• [SUPPLIED ENTRIES]
—————

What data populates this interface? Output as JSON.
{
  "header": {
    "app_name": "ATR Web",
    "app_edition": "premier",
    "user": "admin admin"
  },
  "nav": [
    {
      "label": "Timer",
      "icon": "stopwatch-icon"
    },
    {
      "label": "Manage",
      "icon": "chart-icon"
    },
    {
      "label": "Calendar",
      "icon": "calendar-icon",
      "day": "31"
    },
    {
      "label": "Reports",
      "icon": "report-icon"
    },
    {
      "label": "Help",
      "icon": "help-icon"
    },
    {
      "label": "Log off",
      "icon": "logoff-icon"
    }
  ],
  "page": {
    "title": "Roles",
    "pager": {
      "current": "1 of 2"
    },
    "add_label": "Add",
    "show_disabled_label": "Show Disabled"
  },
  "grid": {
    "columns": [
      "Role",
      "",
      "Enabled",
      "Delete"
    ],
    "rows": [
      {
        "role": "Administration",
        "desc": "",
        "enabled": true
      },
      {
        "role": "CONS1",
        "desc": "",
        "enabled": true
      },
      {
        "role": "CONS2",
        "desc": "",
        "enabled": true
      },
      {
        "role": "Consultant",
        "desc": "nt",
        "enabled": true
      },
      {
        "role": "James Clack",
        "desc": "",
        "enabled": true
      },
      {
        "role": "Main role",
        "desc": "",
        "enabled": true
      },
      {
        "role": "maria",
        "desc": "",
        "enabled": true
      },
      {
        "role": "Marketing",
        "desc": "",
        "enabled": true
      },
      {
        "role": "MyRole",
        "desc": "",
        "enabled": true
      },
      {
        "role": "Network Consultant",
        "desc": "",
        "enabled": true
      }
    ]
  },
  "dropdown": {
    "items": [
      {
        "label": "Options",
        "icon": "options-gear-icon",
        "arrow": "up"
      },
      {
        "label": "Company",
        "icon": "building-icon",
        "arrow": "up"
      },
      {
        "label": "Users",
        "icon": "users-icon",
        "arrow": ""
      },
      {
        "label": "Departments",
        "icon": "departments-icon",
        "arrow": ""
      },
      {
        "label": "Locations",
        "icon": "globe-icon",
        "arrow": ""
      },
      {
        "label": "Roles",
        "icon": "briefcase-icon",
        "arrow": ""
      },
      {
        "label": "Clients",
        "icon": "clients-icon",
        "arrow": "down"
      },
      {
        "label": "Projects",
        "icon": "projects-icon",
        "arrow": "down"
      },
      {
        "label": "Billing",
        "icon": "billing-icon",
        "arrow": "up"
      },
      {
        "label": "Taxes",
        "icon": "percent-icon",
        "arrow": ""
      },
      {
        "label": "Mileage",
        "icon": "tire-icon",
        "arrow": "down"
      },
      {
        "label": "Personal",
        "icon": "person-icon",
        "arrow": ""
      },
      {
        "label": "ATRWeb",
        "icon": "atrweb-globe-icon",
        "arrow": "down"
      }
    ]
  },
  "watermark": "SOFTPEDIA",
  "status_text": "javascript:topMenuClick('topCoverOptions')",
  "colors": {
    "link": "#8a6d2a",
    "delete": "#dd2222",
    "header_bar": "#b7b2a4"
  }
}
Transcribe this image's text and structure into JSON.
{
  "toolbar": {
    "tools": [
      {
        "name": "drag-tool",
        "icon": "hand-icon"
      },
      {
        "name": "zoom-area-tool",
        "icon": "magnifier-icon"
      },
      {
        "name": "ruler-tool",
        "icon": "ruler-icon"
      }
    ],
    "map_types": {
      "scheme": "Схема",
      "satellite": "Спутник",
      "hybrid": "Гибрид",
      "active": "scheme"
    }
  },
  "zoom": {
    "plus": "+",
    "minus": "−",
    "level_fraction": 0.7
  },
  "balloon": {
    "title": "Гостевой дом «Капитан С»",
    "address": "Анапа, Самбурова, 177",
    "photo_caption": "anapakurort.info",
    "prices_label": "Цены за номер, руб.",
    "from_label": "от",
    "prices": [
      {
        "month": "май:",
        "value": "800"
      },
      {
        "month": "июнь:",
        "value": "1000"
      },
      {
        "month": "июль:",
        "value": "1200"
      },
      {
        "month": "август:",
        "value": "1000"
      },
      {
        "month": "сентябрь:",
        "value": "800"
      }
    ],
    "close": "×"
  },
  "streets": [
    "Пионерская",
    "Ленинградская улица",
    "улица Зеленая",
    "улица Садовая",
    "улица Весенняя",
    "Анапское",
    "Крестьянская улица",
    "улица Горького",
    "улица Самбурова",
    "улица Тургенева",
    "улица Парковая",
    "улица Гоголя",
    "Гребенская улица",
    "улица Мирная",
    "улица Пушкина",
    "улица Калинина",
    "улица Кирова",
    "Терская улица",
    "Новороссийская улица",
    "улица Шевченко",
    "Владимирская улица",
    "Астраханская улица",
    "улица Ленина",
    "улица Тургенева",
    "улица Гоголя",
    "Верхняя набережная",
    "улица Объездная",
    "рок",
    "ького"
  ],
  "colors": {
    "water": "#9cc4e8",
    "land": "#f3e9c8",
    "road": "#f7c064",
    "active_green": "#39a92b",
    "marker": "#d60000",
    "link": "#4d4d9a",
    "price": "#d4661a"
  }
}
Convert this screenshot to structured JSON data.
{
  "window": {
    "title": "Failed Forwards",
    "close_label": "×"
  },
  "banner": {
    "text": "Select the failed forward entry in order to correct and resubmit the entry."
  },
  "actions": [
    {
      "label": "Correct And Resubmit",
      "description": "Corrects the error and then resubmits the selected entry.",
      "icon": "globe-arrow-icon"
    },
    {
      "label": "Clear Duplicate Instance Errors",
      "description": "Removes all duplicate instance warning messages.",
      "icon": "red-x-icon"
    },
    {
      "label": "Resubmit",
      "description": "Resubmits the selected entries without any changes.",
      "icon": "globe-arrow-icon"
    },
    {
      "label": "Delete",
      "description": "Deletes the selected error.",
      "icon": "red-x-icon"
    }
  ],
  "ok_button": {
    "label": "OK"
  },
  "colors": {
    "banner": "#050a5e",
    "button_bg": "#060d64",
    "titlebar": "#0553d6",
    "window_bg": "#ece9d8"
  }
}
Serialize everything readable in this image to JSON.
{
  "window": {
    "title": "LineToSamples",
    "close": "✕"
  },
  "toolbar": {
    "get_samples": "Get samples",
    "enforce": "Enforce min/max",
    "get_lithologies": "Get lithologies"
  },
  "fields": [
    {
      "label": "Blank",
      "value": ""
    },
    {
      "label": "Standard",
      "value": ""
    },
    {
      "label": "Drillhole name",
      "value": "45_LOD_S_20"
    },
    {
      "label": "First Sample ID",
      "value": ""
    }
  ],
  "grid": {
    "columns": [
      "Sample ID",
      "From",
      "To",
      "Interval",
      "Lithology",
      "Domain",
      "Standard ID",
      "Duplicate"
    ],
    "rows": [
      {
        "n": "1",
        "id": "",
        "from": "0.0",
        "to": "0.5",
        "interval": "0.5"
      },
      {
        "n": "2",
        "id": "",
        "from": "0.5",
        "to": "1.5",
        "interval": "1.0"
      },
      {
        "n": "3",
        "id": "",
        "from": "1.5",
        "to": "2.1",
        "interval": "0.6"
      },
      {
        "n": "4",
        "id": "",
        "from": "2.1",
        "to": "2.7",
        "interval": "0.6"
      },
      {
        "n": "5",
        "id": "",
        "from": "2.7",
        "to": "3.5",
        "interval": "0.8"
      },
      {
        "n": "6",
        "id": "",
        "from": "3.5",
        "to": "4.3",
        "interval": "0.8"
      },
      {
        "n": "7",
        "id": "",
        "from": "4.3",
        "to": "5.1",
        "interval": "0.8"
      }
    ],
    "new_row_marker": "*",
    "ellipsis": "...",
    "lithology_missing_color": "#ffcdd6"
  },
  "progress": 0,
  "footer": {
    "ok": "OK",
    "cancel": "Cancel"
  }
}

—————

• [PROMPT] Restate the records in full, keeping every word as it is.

• [RESPONSE AREA]
What data populates this interface? Output as JSON.
{
  "header": {
    "app_name": "ATR Web",
    "app_edition": "premier",
    "user": "admin admin"
  },
  "nav": [
    {
      "label": "Timer",
      "icon": "stopwatch-icon"
    },
    {
      "label": "Manage",
      "icon": "chart-icon"
    },
    {
      "label": "Calendar",
      "icon": "calendar-icon",
      "day": "31"
    },
    {
      "label": "Reports",
      "icon": "report-icon"
    },
    {
      "label": "Help",
      "icon": "help-icon"
    },
    {
      "label": "Log off",
      "icon": "logoff-icon"
    }
  ],
  "page": {
    "title": "Roles",
    "pager": {
      "current": "1 of 2"
    },
    "add_label": "Add",
    "show_disabled_label": "Show Disabled"
  },
  "grid": {
    "columns": [
      "Role",
      "",
      "Enabled",
      "Delete"
    ],
    "rows": [
      {
        "role": "Administration",
        "desc": "",
        "enabled": true
      },
      {
        "role": "CONS1",
        "desc": "",
        "enabled": true
      },
      {
        "role": "CONS2",
        "desc": "",
        "enabled": true
      },
      {
        "role": "Consultant",
        "desc": "nt",
        "enabled": true
      },
      {
        "role": "James Clack",
        "desc": "",
        "enabled": true
      },
      {
        "role": "Main role",
        "desc": "",
        "enabled": true
      },
      {
        "role": "maria",
        "desc": "",
        "enabled": true
      },
      {
        "role": "Marketing",
        "desc": "",
        "enabled": true
      },
      {
        "role": "MyRole",
        "desc": "",
        "enabled": true
      },
      {
        "role": "Network Consultant",
        "desc": "",
        "enabled": true
      }
    ]
  },
  "dropdown": {
    "items": [
      {
        "label": "Options",
        "icon": "options-gear-icon",
        "arrow": "up"
      },
      {
        "label": "Company",
        "icon": "building-icon",
        "arrow": "up"
      },
      {
        "label": "Users",
        "icon": "users-icon",
        "arrow": ""
      },
      {
        "label": "Departments",
        "icon": "departments-icon",
        "arrow": ""
      },
      {
        "label": "Locations",
        "icon": "globe-icon",
        "arrow": ""
      },
      {
        "label": "Roles",
        "icon": "briefcase-icon",
        "arrow": ""
      },
      {
        "label": "Clients",
        "icon": "clients-icon",
        "arrow": "down"
      },
      {
        "label": "Projects",
        "icon": "projects-icon",
        "arrow": "down"
      },
      {
        "label": "Billing",
        "icon": "billing-icon",
        "arrow": "up"
      },
      {
        "label": "Taxes",
        "icon": "percent-icon",
        "arrow": ""
      },
      {
        "label": "Mileage",
        "icon": "tire-icon",
        "arrow": "down"
      },
      {
        "label": "Personal",
        "icon": "person-icon",
        "arrow": ""
      },
      {
        "label": "ATRWeb",
        "icon": "atrweb-globe-icon",
        "arrow": "down"
      }
    ]
  },
  "watermark": "SOFTPEDIA",
  "status_text": "javascript:topMenuClick('topCoverOptions')",
  "colors": {
    "link": "#8a6d2a",
    "delete": "#dd2222",
    "header_bar": "#b7b2a4"
  }
}
Transcribe this image's text and structure into JSON.
{
  "toolbar": {
    "tools": [
      {
        "name": "drag-tool",
        "icon": "hand-icon"
      },
      {
        "name": "zoom-area-tool",
        "icon": "magnifier-icon"
      },
      {
        "name": "ruler-tool",
        "icon": "ruler-icon"
      }
    ],
    "map_types": {
      "scheme": "Схема",
      "satellite": "Спутник",
      "hybrid": "Гибрид",
      "active": "scheme"
    }
  },
  "zoom": {
    "plus": "+",
    "minus": "−",
    "level_fraction": 0.7
  },
  "balloon": {
    "title": "Гостевой дом «Капитан С»",
    "address": "Анапа, Самбурова, 177",
    "photo_caption": "anapakurort.info",
    "prices_label": "Цены за номер, руб.",
    "from_label": "от",
    "prices": [
      {
        "month": "май:",
        "value": "800"
      },
      {
        "month": "июнь:",
        "value": "1000"
      },
      {
        "month": "июль:",
        "value": "1200"
      },
      {
        "month": "август:",
        "value": "1000"
      },
      {
        "month": "сентябрь:",
        "value": "800"
      }
    ],
    "close": "×"
  },
  "streets": [
    "Пионерская",
    "Ленинградская улица",
    "улица Зеленая",
    "улица Садовая",
    "улица Весенняя",
    "Анапское",
    "Крестьянская улица",
    "улица Горького",
    "улица Самбурова",
    "улица Тургенева",
    "улица Парковая",
    "улица Гоголя",
    "Гребенская улица",
    "улица Мирная",
    "улица Пушкина",
    "улица Калинина",
    "улица Кирова",
    "Терская улица",
    "Новороссийская улица",
    "улица Шевченко",
    "Владимирская улица",
    "Астраханская улица",
    "улица Ленина",
    "улица Тургенева",
    "улица Гоголя",
    "Верхняя набережная",
    "улица Объездная",
    "рок",
    "ького"
  ],
  "colors": {
    "water": "#9cc4e8",
    "land": "#f3e9c8",
    "road": "#f7c064",
    "active_green": "#39a92b",
    "marker": "#d60000",
    "link": "#4d4d9a",
    "price": "#d4661a"
  }
}
Convert this screenshot to structured JSON data.
{
  "window": {
    "title": "Failed Forwards",
    "close_label": "×"
  },
  "banner": {
    "text": "Select the failed forward entry in order to correct and resubmit the entry."
  },
  "actions": [
    {
      "label": "Correct And Resubmit",
      "description": "Corrects the error and then resubmits the selected entry.",
      "icon": "globe-arrow-icon"
    },
    {
      "label": "Clear Duplicate Instance Errors",
      "description": "Removes all duplicate instance warning messages.",
      "icon": "red-x-icon"
    },
    {
      "label": "Resubmit",
      "description": "Resubmits the selected entries without any changes.",
      "icon": "globe-arrow-icon"
    },
    {
      "label": "Delete",
      "description": "Deletes the selected error.",
      "icon": "red-x-icon"
    }
  ],
  "ok_button": {
    "label": "OK"
  },
  "colors": {
    "banner": "#050a5e",
    "button_bg": "#060d64",
    "titlebar": "#0553d6",
    "window_bg": "#ece9d8"
  }
}
Serialize everything readable in this image to JSON.
{
  "window": {
    "title": "LineToSamples",
    "close": "✕"
  },
  "toolbar": {
    "get_samples": "Get samples",
    "enforce": "Enforce min/max",
    "get_lithologies": "Get lithologies"
  },
  "fields": [
    {
      "label": "Blank",
      "value": ""
    },
    {
      "label": "Standard",
      "value": ""
    },
    {
      "label": "Drillhole name",
      "value": "45_LOD_S_20"
    },
    {
      "label": "First Sample ID",
      "value": ""
    }
  ],
  "grid": {
    "columns": [
      "Sample ID",
      "From",
      "To",
      "Interval",
      "Lithology",
      "Domain",
      "Standard ID",
      "Duplicate"
    ],
    "rows": [
      {
        "n": "1",
        "id": "",
        "from": "0.0",
        "to": "0.5",
        "interval": "0.5"
      },
      {
        "n": "2",
        "id": "",
        "from": "0.5",
        "to": "1.5",
        "interval": "1.0"
      },
      {
        "n": "3",
        "id": "",
        "from": "1.5",
        "to": "2.1",
        "interval": "0.6"
      },
      {
        "n": "4",
        "id": "",
        "from": "2.1",
        "to": "2.7",
        "interval": "0.6"
      },
      {
        "n": "5",
        "id": "",
        "from": "2.7",
        "to": "3.5",
        "interval": "0.8"
      },
      {
        "n": "6",
        "id": "",
        "from": "3.5",
        "to": "4.3",
        "interval": "0.8"
      },
      {
        "n": "7",
        "id": "",
        "from": "4.3",
        "to": "5.1",
        "interval": "0.8"
      }
    ],
    "new_row_marker": "*",
    "ellipsis": "...",
    "lithology_missing_color": "#ffcdd6"
  },
  "progress": 0,
  "footer": {
    "ok": "OK",
    "cancel": "Cancel"
  }
}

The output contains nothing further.